With housing affordability squarely on the minds of the voting public, governments are looking at selling off excess Crown land no longer needed for government purposes.
In the Federal Budget, Treasurer Scott Morrison put forward the former Defence force land at Maribyrnong as a future suburb and the Andrews government is examining the sale of the former Peter MacCallum Cancer Centre site and the Parkville Youth Detention Centre.
But for all the talk increasing housing supply to increase affordability, developing these sites into residential precincts is unlikely to have any noticeable impact on prices.
The standard approach of selling to the highest bidder, then incentivised to onsell at the highest possible prices, is just not conducive to achieving the good quality, low-cost housing that our cities desperately need.
If government land is to be sold off for housing, we need to get the best possible outcome. With this in mind, there is a bold opportunity open to governments if they truly wish to increase supply of specifically affordable housing. What's better, they need only look as far as Brunswick to find inspiration.
The innovative not-for-profit organisation Nightingale Housing has created a housing development process which enables high quality, sustainable and "developer-free" apartments. Instead of relying upon developers to finance projects ??? who then take a minimum of 30 per cent as profit ??? Nightingale uses a system of small ethical investors who take a maximum of 15 per cent. This financing model frees up the architects to focus on sustainable and good quality design, rather than what might make the highest short term financial return.
This model is also considered deliberative ??? the future occupants of the apartments are confirmed before the design of the apartments is finalised. Where speculative development builds and then sells to the highest bidder at the end of the process, deliberative development enables the future occupant to be involved in design decisions along the way. This also eliminates the investment risk of apartments not selling upon project completion. The longer-term affordability of the apartments is maintained beyond the first owner through a covenant system that prevents apartments being sold at a significant profit.

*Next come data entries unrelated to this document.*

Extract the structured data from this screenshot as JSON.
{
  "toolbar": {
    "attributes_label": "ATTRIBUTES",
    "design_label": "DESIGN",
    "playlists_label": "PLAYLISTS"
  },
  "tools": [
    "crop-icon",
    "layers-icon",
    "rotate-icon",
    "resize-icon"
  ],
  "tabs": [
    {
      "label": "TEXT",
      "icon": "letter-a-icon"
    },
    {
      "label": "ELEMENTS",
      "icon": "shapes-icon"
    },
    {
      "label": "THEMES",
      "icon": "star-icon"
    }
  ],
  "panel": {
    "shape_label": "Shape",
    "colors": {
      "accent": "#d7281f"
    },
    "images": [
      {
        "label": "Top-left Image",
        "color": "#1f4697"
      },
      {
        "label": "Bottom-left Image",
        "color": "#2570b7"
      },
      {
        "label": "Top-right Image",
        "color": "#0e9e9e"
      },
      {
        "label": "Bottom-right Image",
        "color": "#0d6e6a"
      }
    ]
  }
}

Though Nightingale apartments have proved incredibly popular, it is still going to be many years and possibly decades before we see deliberative development provide a volume of housing anywhere near that provided by speculative developers. This is where a partnership with the government could help turbocharge Melbourne's affordable housing.
Imagine substantial sites in Parkville, Maribyrnong or East Melbourne being transformed into Nightingale Precincts. The government could borrow the investment funds using their triple-A credit rating in an already low interest rate environment, just as they might for other city infrastructure. The return on this investment would be 15 per cent, making it a very good deal for taxpayers.
Aside from the financial benefit, there are some interesting design possibilities which could be opened up if architects and planners were empowered to deliver an entire precinct within a Nightingale type framework. Perhaps we may see the emergence of community power tool libraries, so that each home owner doesn't feel the need to own their own power drill. Another possibility might be streets completed with community pavilions, such as those imagined by architecture practise Mihaly Slocombe in its Streets Without Cars proposal for Drummond Street, Carlton.
No doubt there will be big developers wanting to argue against the deliberative approach. But time and time again, these developers have either been unable or unwilling to deliver affordable, liveable homes in any meaningful volume. That is why it is time for governments to step up.
Developers might try to suggest that if governments work with Nightingale Housing on these precincts, it will lock out competition. This is a false argument. These sites could easily be open to any organisation willing to undertake a deliberative housing model that also limits investment profits to 15 per cent. If the traditional big players can't make that work, Nightingale has proven it they can.